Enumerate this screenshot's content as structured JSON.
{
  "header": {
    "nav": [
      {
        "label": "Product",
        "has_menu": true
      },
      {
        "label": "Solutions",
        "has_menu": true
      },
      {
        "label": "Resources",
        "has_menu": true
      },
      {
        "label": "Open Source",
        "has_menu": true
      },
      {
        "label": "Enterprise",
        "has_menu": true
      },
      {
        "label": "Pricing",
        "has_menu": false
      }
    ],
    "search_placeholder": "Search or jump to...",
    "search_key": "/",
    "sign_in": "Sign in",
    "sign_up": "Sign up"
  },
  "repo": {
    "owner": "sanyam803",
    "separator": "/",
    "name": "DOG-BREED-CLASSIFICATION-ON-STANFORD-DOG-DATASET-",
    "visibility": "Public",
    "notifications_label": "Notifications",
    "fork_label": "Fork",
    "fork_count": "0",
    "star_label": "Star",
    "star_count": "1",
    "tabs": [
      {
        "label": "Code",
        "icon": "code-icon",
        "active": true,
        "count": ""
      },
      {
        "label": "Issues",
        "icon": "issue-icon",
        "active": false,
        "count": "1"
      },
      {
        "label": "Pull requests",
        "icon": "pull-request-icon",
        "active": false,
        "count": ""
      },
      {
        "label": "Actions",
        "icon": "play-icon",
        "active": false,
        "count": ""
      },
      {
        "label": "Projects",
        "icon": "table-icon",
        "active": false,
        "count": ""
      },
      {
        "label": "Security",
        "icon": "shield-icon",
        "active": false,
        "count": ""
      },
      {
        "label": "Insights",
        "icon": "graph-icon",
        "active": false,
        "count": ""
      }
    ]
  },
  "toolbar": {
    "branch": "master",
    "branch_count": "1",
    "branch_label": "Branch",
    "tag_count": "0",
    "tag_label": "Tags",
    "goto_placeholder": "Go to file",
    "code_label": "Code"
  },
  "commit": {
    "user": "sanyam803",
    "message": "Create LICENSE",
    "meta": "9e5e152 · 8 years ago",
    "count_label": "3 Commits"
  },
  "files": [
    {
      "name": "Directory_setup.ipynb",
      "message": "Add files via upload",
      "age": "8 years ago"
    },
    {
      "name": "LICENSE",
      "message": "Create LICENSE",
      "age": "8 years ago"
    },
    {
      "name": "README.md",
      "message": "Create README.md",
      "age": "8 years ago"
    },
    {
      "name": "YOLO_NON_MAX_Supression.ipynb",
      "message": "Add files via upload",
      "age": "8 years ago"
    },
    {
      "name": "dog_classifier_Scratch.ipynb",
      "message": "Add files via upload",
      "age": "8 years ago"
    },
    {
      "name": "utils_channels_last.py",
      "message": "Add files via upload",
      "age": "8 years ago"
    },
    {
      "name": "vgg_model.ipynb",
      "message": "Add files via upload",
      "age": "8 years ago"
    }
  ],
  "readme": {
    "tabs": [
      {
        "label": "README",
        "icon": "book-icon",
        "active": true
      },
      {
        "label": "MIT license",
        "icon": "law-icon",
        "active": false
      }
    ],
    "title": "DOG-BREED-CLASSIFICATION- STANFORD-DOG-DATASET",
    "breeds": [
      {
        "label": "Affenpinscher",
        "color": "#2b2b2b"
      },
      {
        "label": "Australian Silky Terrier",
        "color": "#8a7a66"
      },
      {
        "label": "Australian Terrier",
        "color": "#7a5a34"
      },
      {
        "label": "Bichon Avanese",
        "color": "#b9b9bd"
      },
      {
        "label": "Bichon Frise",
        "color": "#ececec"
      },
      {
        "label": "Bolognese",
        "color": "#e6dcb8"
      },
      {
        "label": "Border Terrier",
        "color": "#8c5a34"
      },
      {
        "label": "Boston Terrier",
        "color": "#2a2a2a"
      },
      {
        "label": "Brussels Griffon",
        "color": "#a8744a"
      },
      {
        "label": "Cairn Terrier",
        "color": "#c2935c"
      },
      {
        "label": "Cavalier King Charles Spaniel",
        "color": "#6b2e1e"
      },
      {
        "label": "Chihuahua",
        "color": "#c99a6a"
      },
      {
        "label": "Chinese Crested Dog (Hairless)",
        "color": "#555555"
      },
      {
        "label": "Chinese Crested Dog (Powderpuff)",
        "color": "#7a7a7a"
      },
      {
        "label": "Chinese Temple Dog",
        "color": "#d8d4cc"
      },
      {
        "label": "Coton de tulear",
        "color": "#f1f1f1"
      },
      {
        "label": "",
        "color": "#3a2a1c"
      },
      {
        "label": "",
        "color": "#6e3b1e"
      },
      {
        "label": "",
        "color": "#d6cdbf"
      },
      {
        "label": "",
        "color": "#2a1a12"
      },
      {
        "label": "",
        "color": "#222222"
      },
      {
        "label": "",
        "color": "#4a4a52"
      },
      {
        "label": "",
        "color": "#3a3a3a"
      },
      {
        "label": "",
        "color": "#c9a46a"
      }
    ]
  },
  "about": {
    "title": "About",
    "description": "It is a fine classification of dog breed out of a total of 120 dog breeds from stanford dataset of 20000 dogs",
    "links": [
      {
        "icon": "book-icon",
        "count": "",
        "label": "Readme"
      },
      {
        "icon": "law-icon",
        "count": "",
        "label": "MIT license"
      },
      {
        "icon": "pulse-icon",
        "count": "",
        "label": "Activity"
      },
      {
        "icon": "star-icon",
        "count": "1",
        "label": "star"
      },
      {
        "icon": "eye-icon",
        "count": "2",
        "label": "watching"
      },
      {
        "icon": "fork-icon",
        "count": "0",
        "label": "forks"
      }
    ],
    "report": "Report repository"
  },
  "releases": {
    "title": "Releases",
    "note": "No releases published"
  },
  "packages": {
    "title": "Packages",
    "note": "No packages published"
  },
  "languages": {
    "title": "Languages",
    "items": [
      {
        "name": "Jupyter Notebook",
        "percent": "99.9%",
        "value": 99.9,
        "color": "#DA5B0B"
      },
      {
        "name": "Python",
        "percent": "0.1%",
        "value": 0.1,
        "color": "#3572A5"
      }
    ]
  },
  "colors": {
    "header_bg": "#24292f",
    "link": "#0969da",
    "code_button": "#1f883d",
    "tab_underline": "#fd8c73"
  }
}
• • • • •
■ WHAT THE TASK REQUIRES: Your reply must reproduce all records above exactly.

■ EXERCISE RESULT:
Enumerate this screenshot's content as structured JSON.
{
  "header": {
    "nav": [
      {
        "label": "Product",
        "has_menu": true
      },
      {
        "label": "Solutions",
        "has_menu": true
      },
      {
        "label": "Resources",
        "has_menu": true
      },
      {
        "label": "Open Source",
        "has_menu": true
      },
      {
        "label": "Enterprise",
        "has_menu": true
      },
      {
        "label": "Pricing",
        "has_menu": false
      }
    ],
    "search_placeholder": "Search or jump to...",
    "search_key": "/",
    "sign_in": "Sign in",
    "sign_up": "Sign up"
  },
  "repo": {
    "owner": "sanyam803",
    "separator": "/",
    "name": "DOG-BREED-CLASSIFICATION-ON-STANFORD-DOG-DATASET-",
    "visibility": "Public",
    "notifications_label": "Notifications",
    "fork_label": "Fork",
    "fork_count": "0",
    "star_label": "Star",
    "star_count": "1",
    "tabs": [
      {
        "label": "Code",
        "icon": "code-icon",
        "active": true,
        "count": ""
      },
      {
        "label": "Issues",
        "icon": "issue-icon",
        "active": false,
        "count": "1"
      },
      {
        "label": "Pull requests",
        "icon": "pull-request-icon",
        "active": false,
        "count": ""
      },
      {
        "label": "Actions",
        "icon": "play-icon",
        "active": false,
        "count": ""
      },
      {
        "label": "Projects",
        "icon": "table-icon",
        "active": false,
        "count": ""
      },
      {
        "label": "Security",
        "icon": "shield-icon",
        "active": false,
        "count": ""
      },
      {
        "label": "Insights",
        "icon": "graph-icon",
        "active": false,
        "count": ""
      }
    ]
  },
  "toolbar": {
    "branch": "master",
    "branch_count": "1",
    "branch_label": "Branch",
    "tag_count": "0",
    "tag_label": "Tags",
    "goto_placeholder": "Go to file",
    "code_label": "Code"
  },
  "commit": {
    "user": "sanyam803",
    "message": "Create LICENSE",
    "meta": "9e5e152 · 8 years ago",
    "count_label": "3 Commits"
  },
  "files": [
    {
      "name": "Directory_setup.ipynb",
      "message": "Add files via upload",
      "age": "8 years ago"
    },
    {
      "name": "LICENSE",
      "message": "Create LICENSE",
      "age": "8 years ago"
    },
    {
      "name": "README.md",
      "message": "Create README.md",
      "age": "8 years ago"
    },
    {
      "name": "YOLO_NON_MAX_Supression.ipynb",
      "message": "Add files via upload",
      "age": "8 years ago"
    },
    {
      "name": "dog_classifier_Scratch.ipynb",
      "message": "Add files via upload",
      "age": "8 years ago"
    },
    {
      "name": "utils_channels_last.py",
      "message": "Add files via upload",
      "age": "8 years ago"
    },
    {
      "name": "vgg_model.ipynb",
      "message": "Add files via upload",
      "age": "8 years ago"
    }
  ],
  "readme": {
    "tabs": [
      {
        "label": "README",
        "icon": "book-icon",
        "active": true
      },
      {
        "label": "MIT license",
        "icon": "law-icon",
        "active": false
      }
    ],
    "title": "DOG-BREED-CLASSIFICATION- STANFORD-DOG-DATASET",
    "breeds": [
      {
        "label": "Affenpinscher",
        "color": "#2b2b2b"
      },
      {
        "label": "Australian Silky Terrier",
        "color": "#8a7a66"
      },
      {
        "label": "Australian Terrier",
        "color": "#7a5a34"
      },
      {
        "label": "Bichon Avanese",
        "color": "#b9b9bd"
      },
      {
        "label": "Bichon Frise",
        "color": "#ececec"
      },
      {
        "label": "Bolognese",
        "color": "#e6dcb8"
      },
      {
        "label": "Border Terrier",
        "color": "#8c5a34"
      },
      {
        "label": "Boston Terrier",
        "color": "#2a2a2a"
      },
      {
        "label": "Brussels Griffon",
        "color": "#a8744a"
      },
      {
        "label": "Cairn Terrier",
        "color": "#c2935c"
      },
      {
        "label": "Cavalier King Charles Spaniel",
        "color": "#6b2e1e"
      },
      {
        "label": "Chihuahua",
        "color": "#c99a6a"
      },
      {
        "label": "Chinese Crested Dog (Hairless)",
        "color": "#555555"
      },
      {
        "label": "Chinese Crested Dog (Powderpuff)",
        "color": "#7a7a7a"
      },
      {
        "label": "Chinese Temple Dog",
        "color": "#d8d4cc"
      },
      {
        "label": "Coton de tulear",
        "color": "#f1f1f1"
      },
      {
        "label": "",
        "color": "#3a2a1c"
      },
      {
        "label": "",
        "color": "#6e3b1e"
      },
      {
        "label": "",
        "color": "#d6cdbf"
      },
      {
        "label": "",
        "color": "#2a1a12"
      },
      {
        "label": "",
        "color": "#222222"
      },
      {
        "label": "",
        "color": "#4a4a52"
      },
      {
        "label": "",
        "color": "#3a3a3a"
      },
      {
        "label": "",
        "color": "#c9a46a"
      }
    ]
  },
  "about": {
    "title": "About",
    "description": "It is a fine classification of dog breed out of a total of 120 dog breeds from stanford dataset of 20000 dogs",
    "links": [
      {
        "icon": "book-icon",
        "count": "",
        "label": "Readme"
      },
      {
        "icon": "law-icon",
        "count": "",
        "label": "MIT license"
      },
      {
        "icon": "pulse-icon",
        "count": "",
        "label": "Activity"
      },
      {
        "icon": "star-icon",
        "count": "1",
        "label": "star"
      },
      {
        "icon": "eye-icon",
        "count": "2",
        "label": "watching"
      },
      {
        "icon": "fork-icon",
        "count": "0",
        "label": "forks"
      }
    ],
    "report": "Report repository"
  },
  "releases": {
    "title": "Releases",
    "note": "No releases published"
  },
  "packages": {
    "title": "Packages",
    "note": "No packages published"
  },
  "languages": {
    "title": "Languages",
    "items": [
      {
        "name": "Jupyter Notebook",
        "percent": "99.9%",
        "value": 99.9,
        "color": "#DA5B0B"
      },
      {
        "name": "Python",
        "percent": "0.1%",
        "value": 0.1,
        "color": "#3572A5"
      }
    ]
  },
  "colors": {
    "header_bg": "#24292f",
    "link": "#0969da",
    "code_button": "#1f883d",
    "tab_underline": "#fd8c73"
  }
}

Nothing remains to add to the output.